Crawler cranes, locomotive cranes, truck cranes, and wheel-mounted cranes.

Are there requirements to becoming certified to operate a crane?

Yes, there are four ways in which someone can become a certified crane operator: through an accredited testing organization, an audited employer program, the US military, or a state or local government license. Operators pass a practical test in which they demonstrate their ability to put all of this knowledge into practice.

What is the purpose of a signal person, or spotter?

A signal person is needed whenever the crane operator’s view is obstructed. They use hand signals to communicate with the operator.

What types of slings could be used in rigging to hoist a load?

Synthetic round slings, wire rope slings, and alloy steel chain slings.

What is a qualified rigger?

A qualified rigger is any person with a recognized degree, certificate, or professional training in rigging and can successfully demonstrate the ability to solve problems related to load rigging.
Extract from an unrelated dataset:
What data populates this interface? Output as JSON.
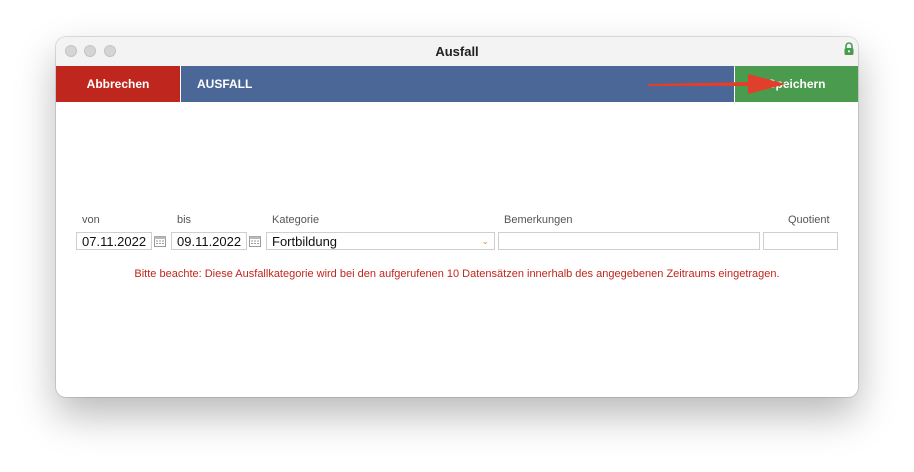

Disclaimer: The information provided on this page is subject to change and is for promotional and informational purposes only. Prior to acting on the information contained on this page, verify all information against the latest OSHA and applicable standards, regulations, and guidelines. Please also contact us with any questions you have related to this information. Under no circumstances will Atlantic Training, LLC be held responsible for direct, indirect, consequential, or incidental injuries or damages, or any damages or injuries whatsoever, whether resulting from contract, negligence, or other torts, related to the utilization of this information or the contents of this page. Atlantic Training retains the right to incorporate, remove, or adjust the contents on this page without prior notice.